WORK REQUIRED: What you return should match the data below exactly, with no pictures in it.
•••
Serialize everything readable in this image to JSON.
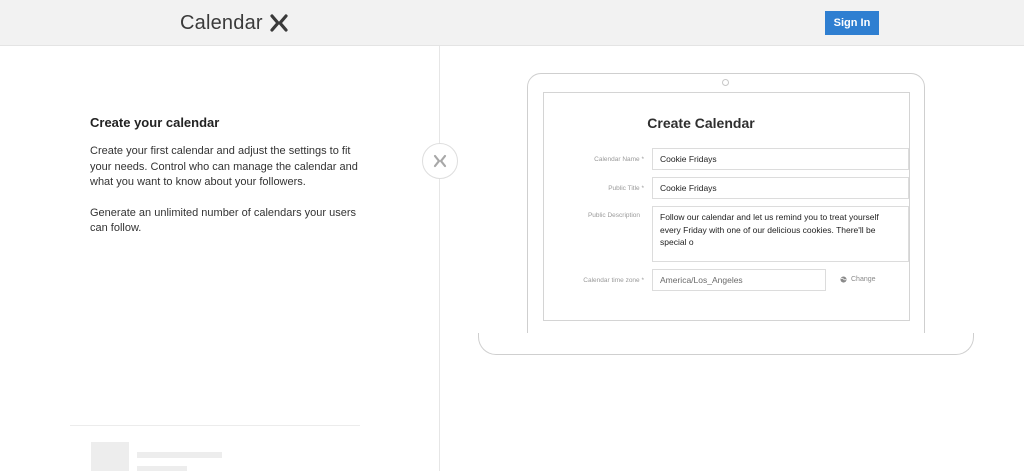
{
  "header": {
    "logo_text": "Calendar",
    "logo_icon": "calendar-x-logo-icon",
    "signin_label": "Sign In",
    "accent_color": "#2f7fd1"
  },
  "intro": {
    "heading": "Create your calendar",
    "paragraph1": "Create your first calendar and adjust the settings to fit your needs. Control who can manage the calendar and what you want to know about your followers.",
    "paragraph2": "Generate an unlimited number of calendars your users can follow."
  },
  "divider": {
    "icon": "x-close-icon"
  },
  "form": {
    "title": "Create Calendar",
    "calendar_name_label": "Calendar Name *",
    "calendar_name_value": "Cookie Fridays",
    "public_title_label": "Public Title *",
    "public_title_value": "Cookie Fridays",
    "public_description_label": "Public Description",
    "public_description_value": "Follow our calendar and let us remind you to treat yourself every Friday with one of our delicious cookies. There'll be special o",
    "timezone_label": "Calendar time zone *",
    "timezone_value": "America/Los_Angeles",
    "change_label": "Change",
    "change_icon": "globe-icon"
  }
}
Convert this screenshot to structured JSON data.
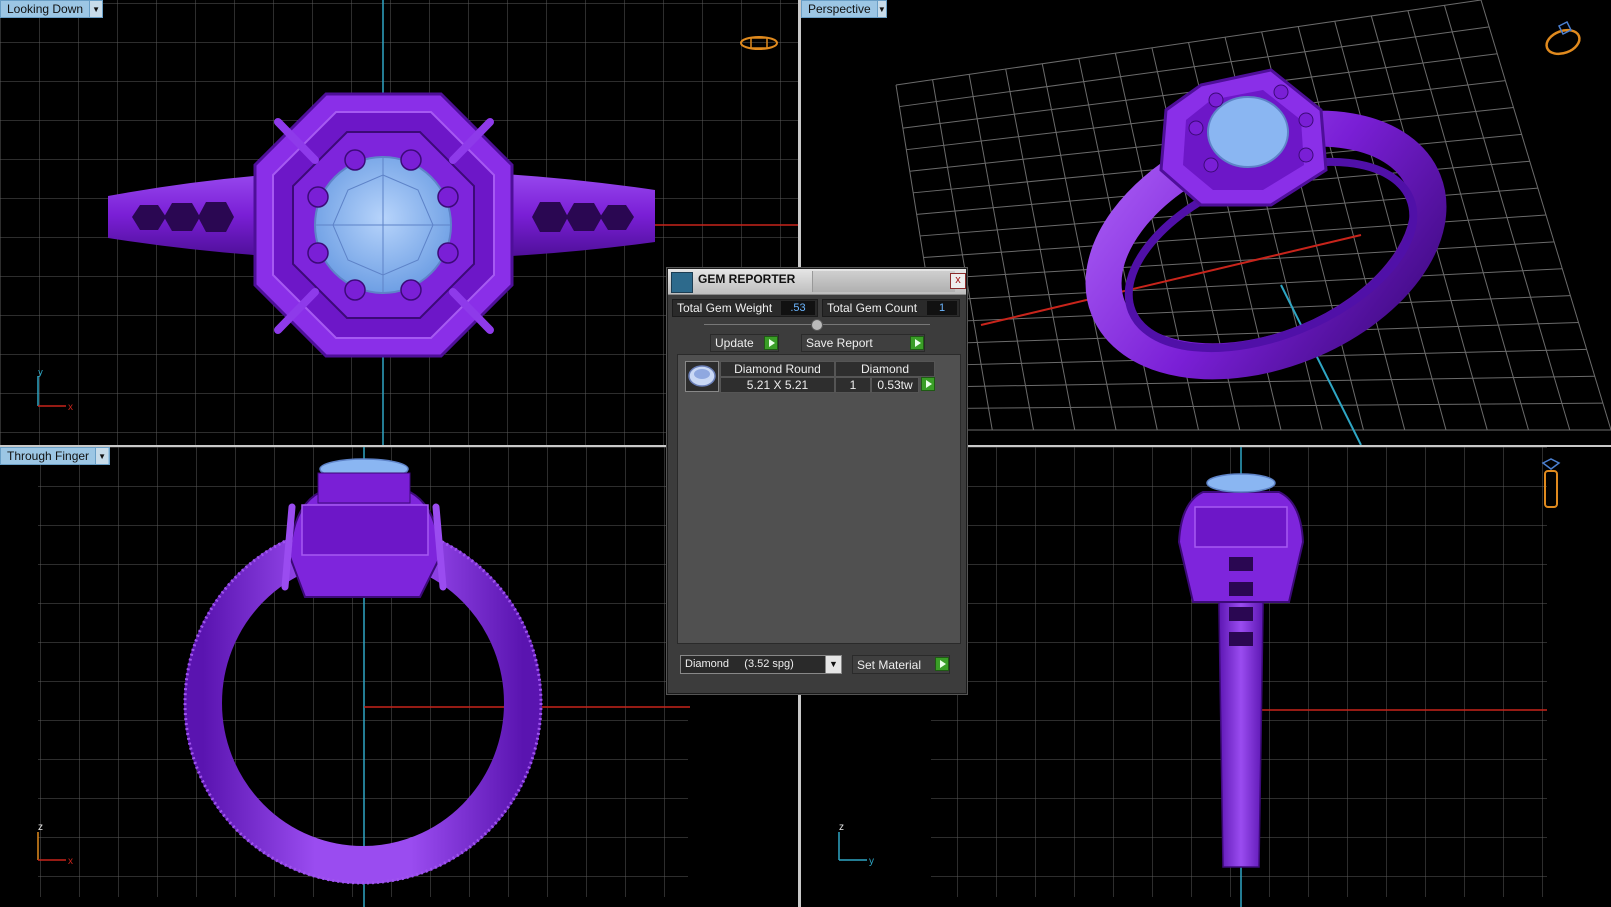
{
  "viewports": {
    "top_left": {
      "label": "Looking Down",
      "axes": {
        "h": "x",
        "v": "y"
      }
    },
    "top_right": {
      "label": "Perspective"
    },
    "bottom_left": {
      "label": "Through Finger",
      "axes": {
        "h": "x",
        "v": "z"
      }
    },
    "bottom_right": {
      "axes": {
        "h": "y",
        "v": "z"
      }
    }
  },
  "colors": {
    "ring_purple": "#7a1fd6",
    "ring_highlight": "#a052f0",
    "gem_blue": "#8ab6f2",
    "grid": "#5a5a5a",
    "axis_cyan": "#2fa6c4",
    "axis_red": "#c8241b",
    "label_bg": "#9cc6e4",
    "go_green": "#3a9e27"
  },
  "gem_reporter": {
    "title": "GEM REPORTER",
    "close": "x",
    "total_weight_label": "Total Gem Weight",
    "total_weight_value": ".53",
    "total_count_label": "Total Gem Count",
    "total_count_value": "1",
    "update_label": "Update",
    "save_report_label": "Save Report",
    "rows": [
      {
        "header_name": "Diamond Round",
        "header_type": "Diamond",
        "size": "5.21 X 5.21",
        "count": "1",
        "weight": "0.53tw"
      }
    ],
    "material_select": "Diamond     (3.52 spg)",
    "set_material_label": "Set Material"
  },
  "icons": {
    "top_left_nav": "ring-top-view-icon",
    "top_right_nav": "ring-perspective-icon",
    "bottom_right_nav": "ring-side-view-icon"
  }
}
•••
ANSWER BOX:
Serialize everything readable in this image to JSON.
{
  "header": {
    "logo_text": "Calendar",
    "logo_icon": "calendar-x-logo-icon",
    "signin_label": "Sign In",
    "accent_color": "#2f7fd1"
  },
  "intro": {
    "heading": "Create your calendar",
    "paragraph1": "Create your first calendar and adjust the settings to fit your needs. Control who can manage the calendar and what you want to know about your followers.",
    "paragraph2": "Generate an unlimited number of calendars your users can follow."
  },
  "divider": {
    "icon": "x-close-icon"
  },
  "form": {
    "title": "Create Calendar",
    "calendar_name_label": "Calendar Name *",
    "calendar_name_value": "Cookie Fridays",
    "public_title_label": "Public Title *",
    "public_title_value": "Cookie Fridays",
    "public_description_label": "Public Description",
    "public_description_value": "Follow our calendar and let us remind you to treat yourself every Friday with one of our delicious cookies. There'll be special o",
    "timezone_label": "Calendar time zone *",
    "timezone_value": "America/Los_Angeles",
    "change_label": "Change",
    "change_icon": "globe-icon"
  }
}
Convert this screenshot to structured JSON data.
{
  "viewports": {
    "top_left": {
      "label": "Looking Down",
      "axes": {
        "h": "x",
        "v": "y"
      }
    },
    "top_right": {
      "label": "Perspective"
    },
    "bottom_left": {
      "label": "Through Finger",
      "axes": {
        "h": "x",
        "v": "z"
      }
    },
    "bottom_right": {
      "axes": {
        "h": "y",
        "v": "z"
      }
    }
  },
  "colors": {
    "ring_purple": "#7a1fd6",
    "ring_highlight": "#a052f0",
    "gem_blue": "#8ab6f2",
    "grid": "#5a5a5a",
    "axis_cyan": "#2fa6c4",
    "axis_red": "#c8241b",
    "label_bg": "#9cc6e4",
    "go_green": "#3a9e27"
  },
  "gem_reporter": {
    "title": "GEM REPORTER",
    "close": "x",
    "total_weight_label": "Total Gem Weight",
    "total_weight_value": ".53",
    "total_count_label": "Total Gem Count",
    "total_count_value": "1",
    "update_label": "Update",
    "save_report_label": "Save Report",
    "rows": [
      {
        "header_name": "Diamond Round",
        "header_type": "Diamond",
        "size": "5.21 X 5.21",
        "count": "1",
        "weight": "0.53tw"
      }
    ],
    "material_select": "Diamond     (3.52 spg)",
    "set_material_label": "Set Material"
  },
  "icons": {
    "top_left_nav": "ring-top-view-icon",
    "top_right_nav": "ring-perspective-icon",
    "bottom_right_nav": "ring-side-view-icon"
  }
}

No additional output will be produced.